“I lived with my mother, I was unmarried, and I was trying to make ends meet as a fisherman but if you don’t own your own pirogue, you can’t do much,” he says.
He hoped that the journey would lead to better economic opportunities, but it quickly turned into a nightmare.
“Once in Morocco, I found myself living in a forest with other migrants near Tangiers to hide from patrols. Every night at 10 p.m. we snuck down to the market to buy rice and onions, and went back to the forest to cook. That’s how we ate,” says Mohammad.
He subsequently made 12 attempts to get to Spain by boat, but was stopped at sea by the Moroccan police each time. During one of those journeys, a companion from Yarakh tragically lost his life. Upon returning to the forest near Tangiers, robbers attacked Mohammad and stole his money, phone and passport. He turned himself into the Senegalese consulate, who helped him return home.
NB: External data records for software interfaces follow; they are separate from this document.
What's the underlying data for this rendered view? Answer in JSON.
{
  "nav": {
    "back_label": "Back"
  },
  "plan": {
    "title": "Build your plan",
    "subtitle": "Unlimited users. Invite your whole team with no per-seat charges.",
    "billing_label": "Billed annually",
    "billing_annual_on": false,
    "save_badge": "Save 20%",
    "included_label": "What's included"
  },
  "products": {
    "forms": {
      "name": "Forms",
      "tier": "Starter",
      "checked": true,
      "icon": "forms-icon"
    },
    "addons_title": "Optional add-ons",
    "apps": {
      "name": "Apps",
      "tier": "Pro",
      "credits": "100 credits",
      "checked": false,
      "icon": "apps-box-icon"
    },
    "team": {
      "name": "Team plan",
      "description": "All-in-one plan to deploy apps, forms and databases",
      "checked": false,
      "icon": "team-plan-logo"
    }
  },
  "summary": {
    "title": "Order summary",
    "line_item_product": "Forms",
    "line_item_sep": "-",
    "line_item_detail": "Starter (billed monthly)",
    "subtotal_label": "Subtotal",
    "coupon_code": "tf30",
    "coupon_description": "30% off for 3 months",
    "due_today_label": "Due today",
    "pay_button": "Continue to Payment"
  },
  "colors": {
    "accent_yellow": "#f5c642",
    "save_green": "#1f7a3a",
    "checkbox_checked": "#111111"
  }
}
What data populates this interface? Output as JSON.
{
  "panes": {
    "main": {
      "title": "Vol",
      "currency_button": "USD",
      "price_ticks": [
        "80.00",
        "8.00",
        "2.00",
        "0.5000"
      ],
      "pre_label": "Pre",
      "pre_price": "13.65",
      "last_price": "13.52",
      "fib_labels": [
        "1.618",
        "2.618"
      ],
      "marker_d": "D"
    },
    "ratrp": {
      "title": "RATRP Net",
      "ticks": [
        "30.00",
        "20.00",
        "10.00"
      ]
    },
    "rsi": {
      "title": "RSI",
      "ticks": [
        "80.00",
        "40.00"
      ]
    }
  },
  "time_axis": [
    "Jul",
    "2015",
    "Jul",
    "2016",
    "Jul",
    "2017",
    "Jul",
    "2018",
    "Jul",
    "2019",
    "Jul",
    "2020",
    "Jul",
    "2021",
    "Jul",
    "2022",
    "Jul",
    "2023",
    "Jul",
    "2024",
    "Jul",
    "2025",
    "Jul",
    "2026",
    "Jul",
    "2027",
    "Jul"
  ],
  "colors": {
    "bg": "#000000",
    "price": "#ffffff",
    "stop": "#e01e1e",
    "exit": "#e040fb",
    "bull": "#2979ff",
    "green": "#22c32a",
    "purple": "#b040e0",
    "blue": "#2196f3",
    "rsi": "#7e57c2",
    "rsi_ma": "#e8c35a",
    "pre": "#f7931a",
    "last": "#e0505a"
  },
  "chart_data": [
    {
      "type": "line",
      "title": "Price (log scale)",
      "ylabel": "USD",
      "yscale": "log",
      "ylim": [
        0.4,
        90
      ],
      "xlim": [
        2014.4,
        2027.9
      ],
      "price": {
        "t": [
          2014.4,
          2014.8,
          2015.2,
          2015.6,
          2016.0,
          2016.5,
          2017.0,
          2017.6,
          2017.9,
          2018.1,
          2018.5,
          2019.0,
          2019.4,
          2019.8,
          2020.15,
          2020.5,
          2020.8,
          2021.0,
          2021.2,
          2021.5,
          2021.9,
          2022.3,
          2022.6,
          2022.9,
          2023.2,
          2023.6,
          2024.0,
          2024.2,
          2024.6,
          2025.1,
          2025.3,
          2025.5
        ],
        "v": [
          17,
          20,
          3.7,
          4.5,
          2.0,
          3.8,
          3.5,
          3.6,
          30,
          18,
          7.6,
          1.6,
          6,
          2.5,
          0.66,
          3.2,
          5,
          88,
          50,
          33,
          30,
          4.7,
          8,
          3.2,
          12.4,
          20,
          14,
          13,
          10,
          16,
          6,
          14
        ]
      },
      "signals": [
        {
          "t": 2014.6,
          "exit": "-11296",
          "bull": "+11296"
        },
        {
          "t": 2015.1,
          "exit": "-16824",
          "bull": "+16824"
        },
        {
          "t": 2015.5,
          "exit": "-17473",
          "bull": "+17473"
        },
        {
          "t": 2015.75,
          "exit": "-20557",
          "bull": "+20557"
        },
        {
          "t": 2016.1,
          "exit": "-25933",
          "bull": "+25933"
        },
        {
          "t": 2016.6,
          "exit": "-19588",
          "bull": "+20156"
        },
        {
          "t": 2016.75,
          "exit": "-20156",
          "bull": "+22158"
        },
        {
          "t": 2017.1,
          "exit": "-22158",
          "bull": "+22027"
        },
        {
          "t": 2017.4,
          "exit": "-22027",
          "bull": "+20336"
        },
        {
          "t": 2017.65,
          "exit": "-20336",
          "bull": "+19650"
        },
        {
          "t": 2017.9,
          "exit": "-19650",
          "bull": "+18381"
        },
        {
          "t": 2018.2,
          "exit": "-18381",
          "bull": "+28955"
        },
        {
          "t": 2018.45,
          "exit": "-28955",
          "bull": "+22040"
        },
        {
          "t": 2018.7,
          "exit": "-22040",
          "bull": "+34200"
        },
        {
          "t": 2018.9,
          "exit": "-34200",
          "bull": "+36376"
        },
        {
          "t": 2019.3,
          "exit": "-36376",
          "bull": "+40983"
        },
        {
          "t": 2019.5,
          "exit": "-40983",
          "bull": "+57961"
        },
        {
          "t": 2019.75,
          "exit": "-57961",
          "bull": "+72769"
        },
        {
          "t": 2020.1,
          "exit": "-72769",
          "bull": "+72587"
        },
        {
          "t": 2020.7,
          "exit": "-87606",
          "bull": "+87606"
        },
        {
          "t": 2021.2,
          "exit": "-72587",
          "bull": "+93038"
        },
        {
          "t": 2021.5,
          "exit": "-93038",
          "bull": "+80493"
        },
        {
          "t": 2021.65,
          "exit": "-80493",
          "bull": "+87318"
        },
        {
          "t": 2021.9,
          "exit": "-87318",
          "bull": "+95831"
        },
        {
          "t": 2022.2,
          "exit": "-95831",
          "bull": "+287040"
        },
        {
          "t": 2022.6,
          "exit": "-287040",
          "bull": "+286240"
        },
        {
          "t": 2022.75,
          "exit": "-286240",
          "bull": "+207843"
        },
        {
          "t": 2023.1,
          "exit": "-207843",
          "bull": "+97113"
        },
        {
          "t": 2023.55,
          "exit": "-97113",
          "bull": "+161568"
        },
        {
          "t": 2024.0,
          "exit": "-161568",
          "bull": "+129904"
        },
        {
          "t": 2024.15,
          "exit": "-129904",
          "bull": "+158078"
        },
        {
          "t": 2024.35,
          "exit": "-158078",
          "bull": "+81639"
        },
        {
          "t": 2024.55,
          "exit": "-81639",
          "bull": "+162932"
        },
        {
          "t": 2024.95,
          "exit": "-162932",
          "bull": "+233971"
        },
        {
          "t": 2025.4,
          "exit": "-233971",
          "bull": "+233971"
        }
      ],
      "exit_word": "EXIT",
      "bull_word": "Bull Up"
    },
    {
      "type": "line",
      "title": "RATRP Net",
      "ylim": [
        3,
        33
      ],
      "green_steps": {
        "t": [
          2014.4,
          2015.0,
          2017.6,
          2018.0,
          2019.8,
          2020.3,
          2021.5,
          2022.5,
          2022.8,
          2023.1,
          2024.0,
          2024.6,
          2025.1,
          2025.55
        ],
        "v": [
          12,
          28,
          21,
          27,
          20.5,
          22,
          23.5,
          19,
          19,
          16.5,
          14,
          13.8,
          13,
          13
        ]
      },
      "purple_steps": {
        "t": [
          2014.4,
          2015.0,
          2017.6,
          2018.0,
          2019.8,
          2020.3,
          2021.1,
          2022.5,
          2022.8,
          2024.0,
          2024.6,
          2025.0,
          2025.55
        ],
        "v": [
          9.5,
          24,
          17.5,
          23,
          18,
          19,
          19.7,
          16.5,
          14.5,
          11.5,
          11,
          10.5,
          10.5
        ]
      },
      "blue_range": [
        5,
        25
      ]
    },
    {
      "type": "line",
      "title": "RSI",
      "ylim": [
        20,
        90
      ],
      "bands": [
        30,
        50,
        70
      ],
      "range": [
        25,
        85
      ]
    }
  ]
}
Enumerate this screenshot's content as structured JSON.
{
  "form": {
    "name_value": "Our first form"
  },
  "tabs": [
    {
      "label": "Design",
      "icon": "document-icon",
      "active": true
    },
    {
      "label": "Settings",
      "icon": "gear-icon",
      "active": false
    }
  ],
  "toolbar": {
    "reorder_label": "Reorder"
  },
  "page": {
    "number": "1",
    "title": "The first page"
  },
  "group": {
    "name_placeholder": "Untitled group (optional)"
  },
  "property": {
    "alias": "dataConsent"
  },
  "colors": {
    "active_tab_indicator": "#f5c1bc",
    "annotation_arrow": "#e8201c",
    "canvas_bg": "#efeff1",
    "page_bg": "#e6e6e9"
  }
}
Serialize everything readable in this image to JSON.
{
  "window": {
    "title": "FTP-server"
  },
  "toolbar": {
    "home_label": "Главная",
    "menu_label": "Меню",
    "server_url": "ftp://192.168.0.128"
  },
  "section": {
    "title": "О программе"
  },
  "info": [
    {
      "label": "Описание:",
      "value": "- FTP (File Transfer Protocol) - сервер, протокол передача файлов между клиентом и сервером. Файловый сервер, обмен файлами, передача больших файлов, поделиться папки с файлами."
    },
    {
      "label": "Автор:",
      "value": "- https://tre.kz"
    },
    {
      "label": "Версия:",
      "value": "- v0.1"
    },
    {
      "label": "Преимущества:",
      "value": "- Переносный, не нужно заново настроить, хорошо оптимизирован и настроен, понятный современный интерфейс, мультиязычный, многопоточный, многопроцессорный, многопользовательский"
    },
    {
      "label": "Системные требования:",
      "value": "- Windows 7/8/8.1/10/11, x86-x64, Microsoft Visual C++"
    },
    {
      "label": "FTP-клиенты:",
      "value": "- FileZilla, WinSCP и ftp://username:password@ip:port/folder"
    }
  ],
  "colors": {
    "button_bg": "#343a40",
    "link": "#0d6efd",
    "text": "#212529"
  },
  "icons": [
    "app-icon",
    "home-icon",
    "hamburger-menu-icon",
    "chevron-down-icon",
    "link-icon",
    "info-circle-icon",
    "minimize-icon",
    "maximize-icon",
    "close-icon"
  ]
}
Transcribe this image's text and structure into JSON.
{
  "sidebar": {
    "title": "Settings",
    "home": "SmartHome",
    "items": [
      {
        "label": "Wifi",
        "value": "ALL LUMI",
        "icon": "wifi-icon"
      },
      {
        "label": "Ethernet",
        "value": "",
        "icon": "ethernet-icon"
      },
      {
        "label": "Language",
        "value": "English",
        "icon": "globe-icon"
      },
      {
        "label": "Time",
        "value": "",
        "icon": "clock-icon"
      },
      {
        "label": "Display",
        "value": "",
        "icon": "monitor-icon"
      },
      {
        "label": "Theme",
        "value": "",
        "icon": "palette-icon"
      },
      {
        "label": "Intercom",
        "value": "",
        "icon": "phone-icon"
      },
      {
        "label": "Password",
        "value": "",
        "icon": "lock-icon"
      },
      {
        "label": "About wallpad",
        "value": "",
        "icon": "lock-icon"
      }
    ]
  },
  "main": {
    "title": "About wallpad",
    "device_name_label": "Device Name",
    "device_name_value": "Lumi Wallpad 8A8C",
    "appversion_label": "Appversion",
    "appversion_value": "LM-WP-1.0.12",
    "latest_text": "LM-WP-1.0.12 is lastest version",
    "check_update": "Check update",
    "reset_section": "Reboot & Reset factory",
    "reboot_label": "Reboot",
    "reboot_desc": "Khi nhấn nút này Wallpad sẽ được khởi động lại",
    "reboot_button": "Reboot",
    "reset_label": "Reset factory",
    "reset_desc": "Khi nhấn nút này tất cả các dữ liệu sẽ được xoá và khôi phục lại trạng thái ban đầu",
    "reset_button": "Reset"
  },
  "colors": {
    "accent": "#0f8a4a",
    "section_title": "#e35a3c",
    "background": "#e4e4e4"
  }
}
“When I came back to Yarakh, my parents just cried,” he says, as he displays the scars left on his arms from the assault.
Risks and rights
High levels of unemployment, climate change and social pressure leave many young people in West Africa feeling like they have no choice but to leave their homes in search of better economic opportunites. The APIMA project serves 350,000 people across five countries, including the Gambia, Ghana, Mali, Niger, and Senegal, in cooperation with local Caritas partners.
A woman washes her hands at a portable hand-washing station at a distribution site where hygiene kits consisting of bleach, soap and hand sanitizer were distributed by Catholic Relief Services.
Photo by Maya Hautefeuille for CRS
One key component of the APIMA project is helping youth, their families and local leaders gain better understanding of why people choose to migrate. APIMA organizes community discussions between communities and religious leaders, returnees and citizens to provide them a platform for sharing experiences of migration.
Between July and December 2019, APIMA facilitated 67 discussions with 1,916 participants that addressed migrant rights, risks associated with migration and questions that family members of the departed have about their loved ones, who often go missing.
Success at home
As he watched people from the community arrive at the distribution site, Mohammad nods toward an elderly woman wearing a brightly colored headwrap as she collects her hygiene kit.
“That is the mother of my friend who died on one of our attempts to reach Spain,” he says. During a community talk organized by APIMA, Mohammad told the story of what had happened to his friend, which helped the man’s mother confront her grief.
APIMA works with partners in Yarakh under the premise that youth and communities must value success at home beyond migration, and families and communities must reduce pressure on youth to migrate. Adapting to the new challenges brought on by the coronavirus crisis, APIMA is striving to keep vulnerable families afloat as lockdowns hobble one of Senegal’s biggest export markets.
Mohammad’s experience exemplifies the risks inherent in irregular migration and the benefits of work available locally.
Upon his return, Mohammad met a woman from the northern Senegalese town of St. Louis who was vacationing in Yarakh. They got married and have just welcomed their first child. Mohammad had since left the fishing sector and found a job as a security guard that pays $100 a month. For him, it is a reliable source of income. The coronavirus crisis has for now put his job on hold, but he feels he is back on track as a returnee.
“I don’t want my son to have the same path as me. I wish him a long life, and if I have money, I will make sure he studies,” he says, before heading back home.